■ Work request
Filter on the word "delayms": copy each matching line from the listing below.

Content starts

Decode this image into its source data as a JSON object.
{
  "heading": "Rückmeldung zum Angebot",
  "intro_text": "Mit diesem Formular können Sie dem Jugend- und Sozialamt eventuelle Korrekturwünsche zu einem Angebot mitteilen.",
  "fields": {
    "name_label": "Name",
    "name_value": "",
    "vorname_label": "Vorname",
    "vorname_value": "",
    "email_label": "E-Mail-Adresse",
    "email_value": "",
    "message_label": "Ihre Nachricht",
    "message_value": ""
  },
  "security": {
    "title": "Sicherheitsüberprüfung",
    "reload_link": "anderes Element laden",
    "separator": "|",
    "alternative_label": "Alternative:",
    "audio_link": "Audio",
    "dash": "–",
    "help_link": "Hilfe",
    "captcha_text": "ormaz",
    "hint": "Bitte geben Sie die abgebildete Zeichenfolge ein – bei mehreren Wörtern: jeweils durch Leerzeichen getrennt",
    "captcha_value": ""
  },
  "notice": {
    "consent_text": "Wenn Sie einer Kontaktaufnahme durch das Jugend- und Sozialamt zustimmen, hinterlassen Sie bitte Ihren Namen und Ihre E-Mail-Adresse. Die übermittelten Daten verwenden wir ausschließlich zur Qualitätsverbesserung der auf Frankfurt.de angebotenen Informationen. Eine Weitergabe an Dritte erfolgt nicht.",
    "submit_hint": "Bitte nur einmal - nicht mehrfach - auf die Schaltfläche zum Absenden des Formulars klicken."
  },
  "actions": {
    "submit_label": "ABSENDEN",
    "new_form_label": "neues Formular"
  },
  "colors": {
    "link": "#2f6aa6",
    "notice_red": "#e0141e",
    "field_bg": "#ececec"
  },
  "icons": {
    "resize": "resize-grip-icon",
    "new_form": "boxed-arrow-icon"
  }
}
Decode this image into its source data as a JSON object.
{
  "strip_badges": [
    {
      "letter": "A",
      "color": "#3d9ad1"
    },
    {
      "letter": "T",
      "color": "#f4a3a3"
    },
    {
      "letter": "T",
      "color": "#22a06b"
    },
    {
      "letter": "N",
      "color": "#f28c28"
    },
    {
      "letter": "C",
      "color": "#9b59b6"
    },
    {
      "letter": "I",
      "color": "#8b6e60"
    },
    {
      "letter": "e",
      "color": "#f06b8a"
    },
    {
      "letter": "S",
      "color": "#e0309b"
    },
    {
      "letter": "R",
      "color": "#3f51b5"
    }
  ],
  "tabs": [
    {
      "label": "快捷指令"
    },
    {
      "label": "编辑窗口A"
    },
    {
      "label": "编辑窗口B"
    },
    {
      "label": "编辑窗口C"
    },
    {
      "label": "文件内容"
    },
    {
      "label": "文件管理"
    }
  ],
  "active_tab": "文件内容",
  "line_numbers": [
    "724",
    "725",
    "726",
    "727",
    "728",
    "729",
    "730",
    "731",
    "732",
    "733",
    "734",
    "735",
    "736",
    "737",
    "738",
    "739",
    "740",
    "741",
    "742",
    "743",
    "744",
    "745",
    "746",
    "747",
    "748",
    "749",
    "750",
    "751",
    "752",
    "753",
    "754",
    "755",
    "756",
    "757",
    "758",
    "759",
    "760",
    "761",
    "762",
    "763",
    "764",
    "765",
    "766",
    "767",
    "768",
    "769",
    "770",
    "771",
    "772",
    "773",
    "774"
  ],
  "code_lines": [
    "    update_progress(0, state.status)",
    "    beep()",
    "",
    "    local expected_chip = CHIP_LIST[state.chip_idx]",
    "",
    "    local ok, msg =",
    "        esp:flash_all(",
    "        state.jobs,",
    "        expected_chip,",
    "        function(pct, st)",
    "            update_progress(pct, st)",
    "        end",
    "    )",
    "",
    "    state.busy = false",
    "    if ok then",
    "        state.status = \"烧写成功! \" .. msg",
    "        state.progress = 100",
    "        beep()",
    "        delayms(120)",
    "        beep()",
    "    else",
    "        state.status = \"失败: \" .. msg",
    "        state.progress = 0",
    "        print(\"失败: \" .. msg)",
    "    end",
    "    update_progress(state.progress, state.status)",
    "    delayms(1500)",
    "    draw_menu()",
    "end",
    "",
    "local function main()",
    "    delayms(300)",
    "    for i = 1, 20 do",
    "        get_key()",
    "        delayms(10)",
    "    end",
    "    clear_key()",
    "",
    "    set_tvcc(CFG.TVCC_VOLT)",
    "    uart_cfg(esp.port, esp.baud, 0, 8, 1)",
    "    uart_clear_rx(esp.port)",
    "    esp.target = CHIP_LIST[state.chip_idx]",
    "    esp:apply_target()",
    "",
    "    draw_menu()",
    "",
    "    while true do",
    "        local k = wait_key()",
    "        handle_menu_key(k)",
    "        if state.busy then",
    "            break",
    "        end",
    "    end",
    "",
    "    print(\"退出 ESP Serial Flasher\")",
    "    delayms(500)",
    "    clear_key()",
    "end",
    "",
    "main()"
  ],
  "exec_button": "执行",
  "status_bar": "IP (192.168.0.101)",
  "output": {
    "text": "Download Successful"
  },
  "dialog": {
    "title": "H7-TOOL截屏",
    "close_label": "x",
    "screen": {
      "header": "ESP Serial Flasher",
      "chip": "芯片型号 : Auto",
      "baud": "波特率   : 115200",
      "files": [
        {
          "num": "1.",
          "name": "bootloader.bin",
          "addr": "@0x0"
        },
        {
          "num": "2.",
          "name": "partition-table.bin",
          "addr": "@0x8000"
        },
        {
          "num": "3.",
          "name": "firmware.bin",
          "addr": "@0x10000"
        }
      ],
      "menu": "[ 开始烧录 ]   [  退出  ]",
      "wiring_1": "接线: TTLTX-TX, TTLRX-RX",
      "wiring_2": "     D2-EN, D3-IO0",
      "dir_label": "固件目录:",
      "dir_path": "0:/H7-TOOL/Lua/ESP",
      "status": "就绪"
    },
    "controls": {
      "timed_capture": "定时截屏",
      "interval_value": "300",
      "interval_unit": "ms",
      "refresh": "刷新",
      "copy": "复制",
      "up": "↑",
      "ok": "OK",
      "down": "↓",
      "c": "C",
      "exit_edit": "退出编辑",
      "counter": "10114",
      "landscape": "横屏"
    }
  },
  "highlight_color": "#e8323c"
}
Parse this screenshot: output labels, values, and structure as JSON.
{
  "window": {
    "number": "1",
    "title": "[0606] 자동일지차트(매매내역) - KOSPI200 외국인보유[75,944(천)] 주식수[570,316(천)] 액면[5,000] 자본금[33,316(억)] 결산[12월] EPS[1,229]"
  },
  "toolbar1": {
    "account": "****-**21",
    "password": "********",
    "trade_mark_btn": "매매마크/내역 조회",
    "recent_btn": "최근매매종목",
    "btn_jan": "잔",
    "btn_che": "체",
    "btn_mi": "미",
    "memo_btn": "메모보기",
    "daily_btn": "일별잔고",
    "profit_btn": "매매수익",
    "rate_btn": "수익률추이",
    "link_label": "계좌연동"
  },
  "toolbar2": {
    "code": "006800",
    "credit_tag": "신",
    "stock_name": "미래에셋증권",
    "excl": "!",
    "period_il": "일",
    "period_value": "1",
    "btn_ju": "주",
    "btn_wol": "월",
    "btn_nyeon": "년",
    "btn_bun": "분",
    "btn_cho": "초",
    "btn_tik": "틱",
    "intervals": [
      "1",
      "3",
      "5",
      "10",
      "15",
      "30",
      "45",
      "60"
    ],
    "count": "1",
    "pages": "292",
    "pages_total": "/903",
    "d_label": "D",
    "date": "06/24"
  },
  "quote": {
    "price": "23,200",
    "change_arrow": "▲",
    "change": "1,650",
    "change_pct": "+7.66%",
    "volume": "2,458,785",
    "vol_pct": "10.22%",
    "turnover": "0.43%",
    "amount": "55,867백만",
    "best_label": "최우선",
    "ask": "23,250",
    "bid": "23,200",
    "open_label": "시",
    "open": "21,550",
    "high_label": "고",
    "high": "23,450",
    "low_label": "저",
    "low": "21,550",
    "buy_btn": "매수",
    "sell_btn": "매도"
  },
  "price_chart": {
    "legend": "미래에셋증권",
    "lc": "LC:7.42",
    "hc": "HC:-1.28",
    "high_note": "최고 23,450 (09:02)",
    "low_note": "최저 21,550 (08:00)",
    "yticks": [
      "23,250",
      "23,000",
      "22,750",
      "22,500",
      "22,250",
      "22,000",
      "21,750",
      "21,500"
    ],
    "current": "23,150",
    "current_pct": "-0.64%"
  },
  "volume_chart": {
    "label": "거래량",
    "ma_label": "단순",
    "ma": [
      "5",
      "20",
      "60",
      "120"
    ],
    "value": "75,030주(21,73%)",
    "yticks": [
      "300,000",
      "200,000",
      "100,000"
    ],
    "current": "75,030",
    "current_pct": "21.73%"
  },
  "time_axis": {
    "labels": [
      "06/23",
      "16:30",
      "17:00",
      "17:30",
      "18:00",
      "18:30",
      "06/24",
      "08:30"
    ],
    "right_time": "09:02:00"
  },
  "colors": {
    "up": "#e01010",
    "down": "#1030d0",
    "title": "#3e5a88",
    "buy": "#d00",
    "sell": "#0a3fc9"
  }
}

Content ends

■ Result
    "        delayms(120)",
    "    delayms(1500)",
    "    delayms(300)",
    "        delayms(10)",
    "    delayms(500)",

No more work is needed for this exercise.